For museum photography it looks extremely useful. Wide angle dealing with the problem of large exhibits in not so large galleries, short minimum focus distance allowing you to get right up against case glass thus reducing issues with reflections and while not the fastest lens around not exactly slow either.
So I brought one and decided to put it through its paces at the Royal Armouries Fort Nelson. It provides a good testing ground with a range of exhibit types and with lighting conditions ranging from full sun outdoors to appalling (underground in the old magazines). I was using a full frame camera so things may be different for users of crop sensored systems.
So what did I find? Firstly the lens was certainly wide angle enough to allow photos of large exhibits in small galleries. If anything the problem was that the thing was too wide angled resulting in having to stand practically on top of things to get reasonable framing. Speed wise it was fine but the low light performance of the 5DIII is so good that its not really an issue in any case.

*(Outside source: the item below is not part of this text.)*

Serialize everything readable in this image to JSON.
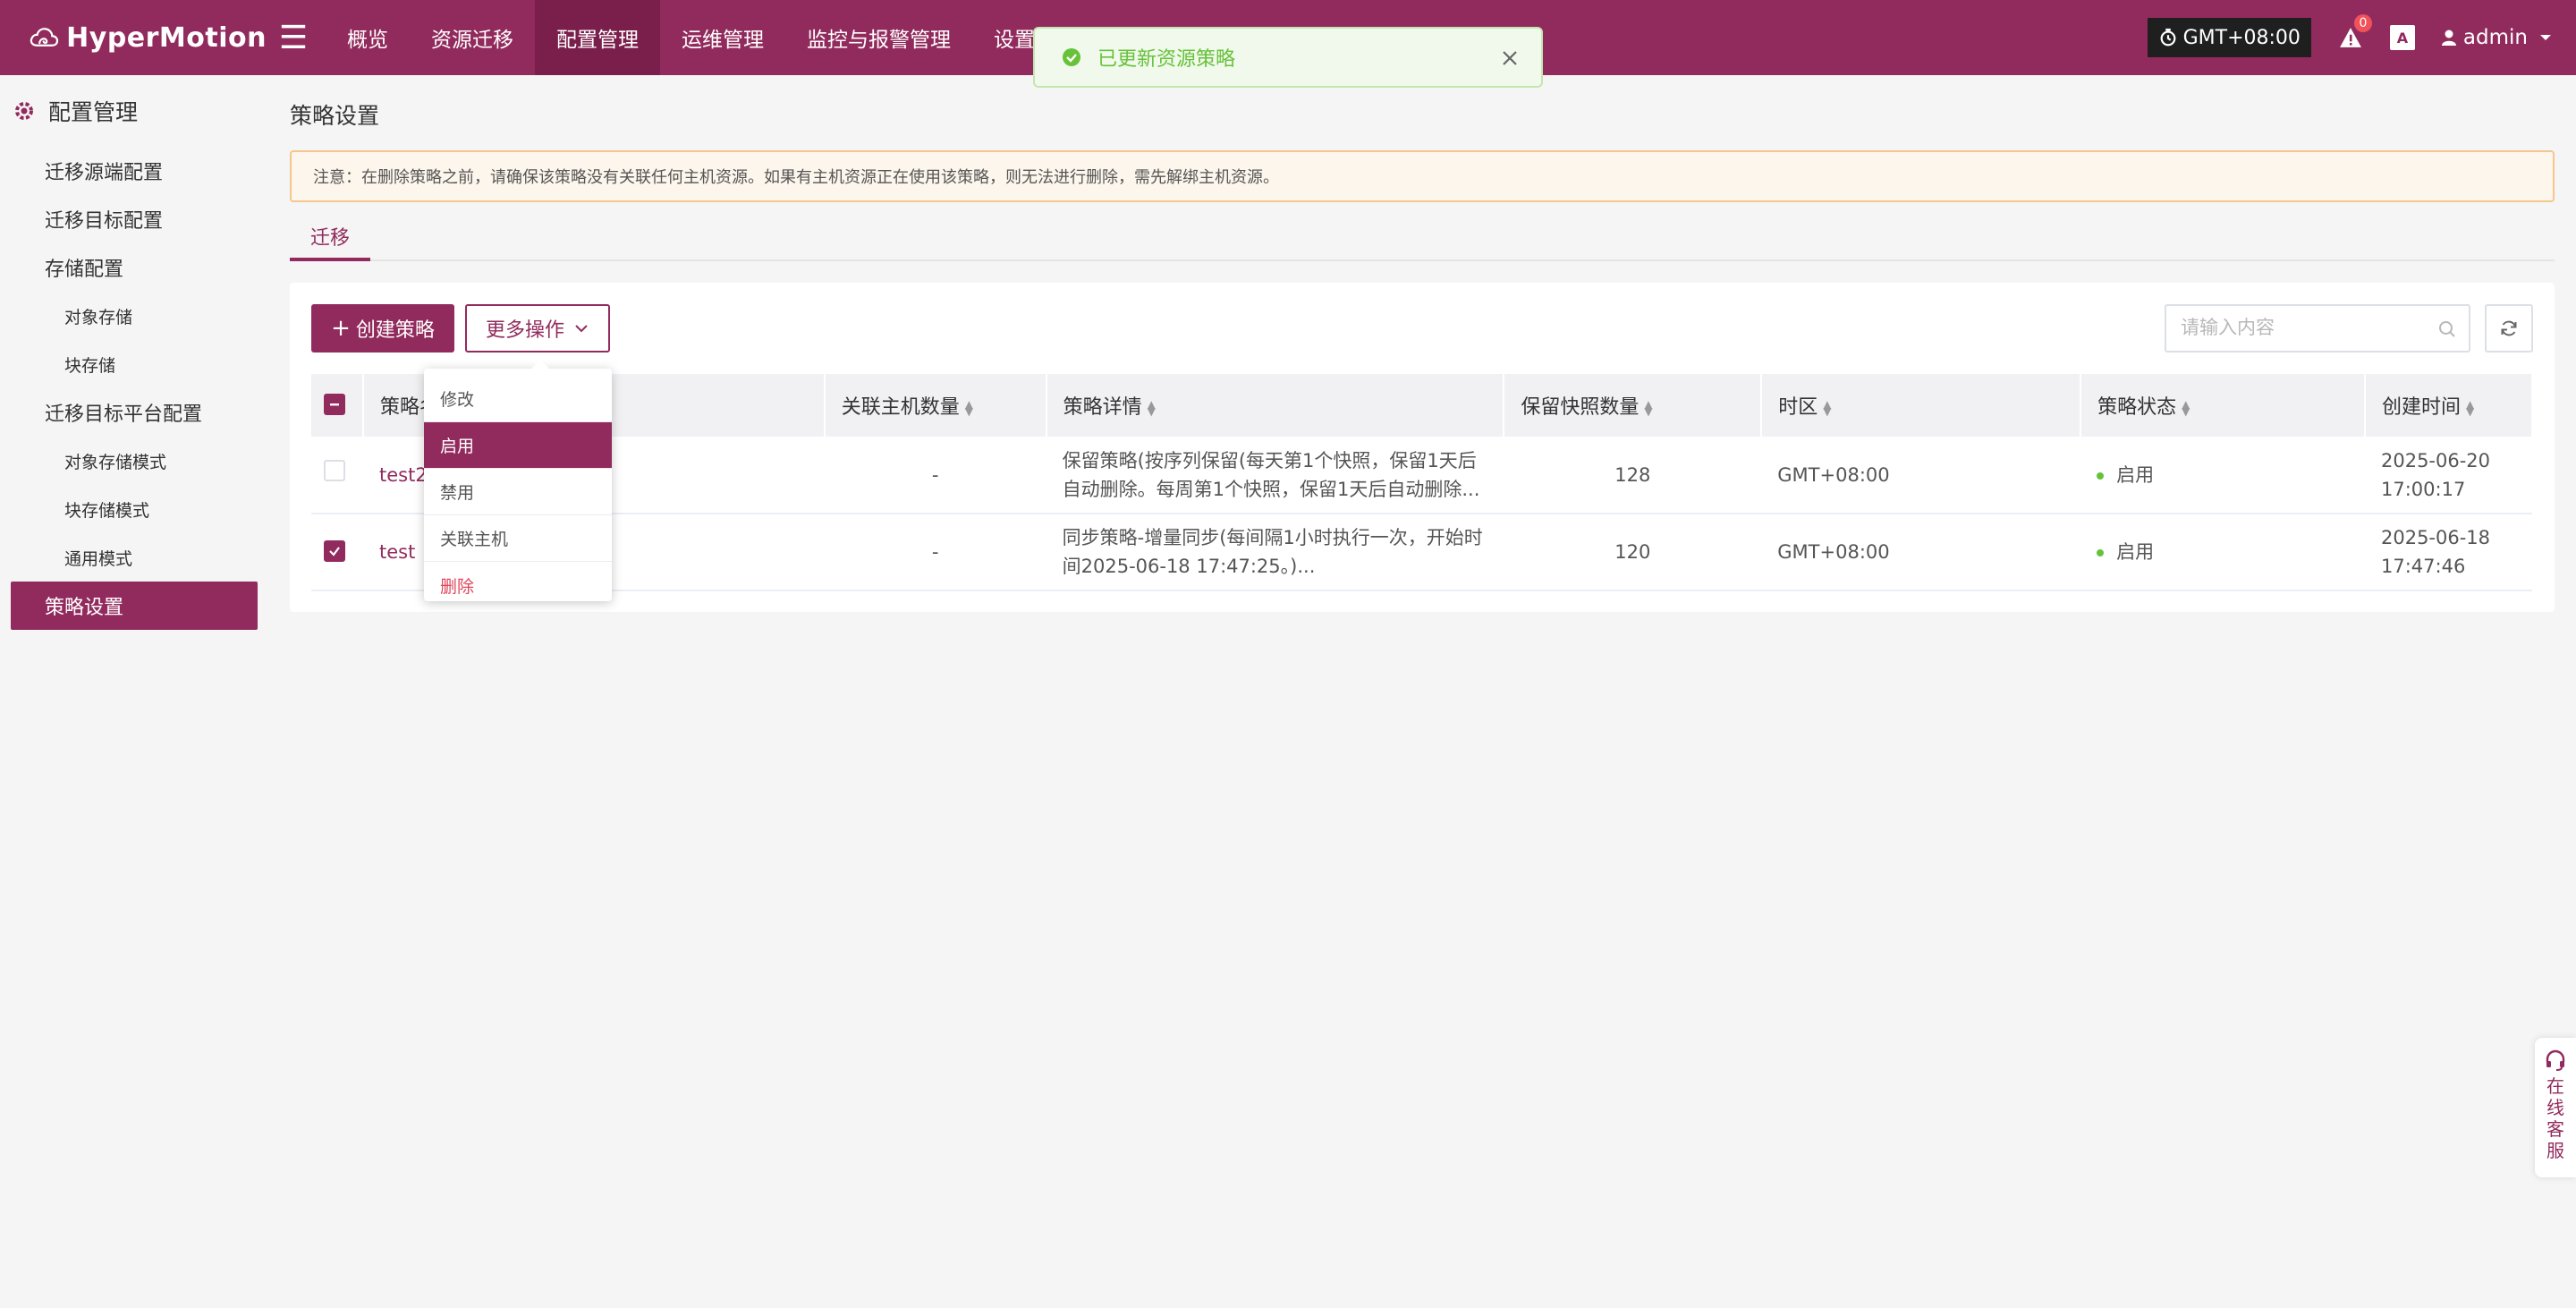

The short minimum focusing distance was pretty useful for photographing objects in the 2-6 inches range.
In terms of test shots I’ve only uploaded a couple of images but that’s more because all the useful images have already been taken:
Overall its a fairly good choice for museum photography but I suspect the Canon EF 16-35mm with a couple of extension tubes would be more useful as well as being slightly cheaper. The 14mm lens is probably better in the role of lens of last resort rather than as a workhorse lens. One area I expect it to shine would be interiors of places like the classic country house national trust property.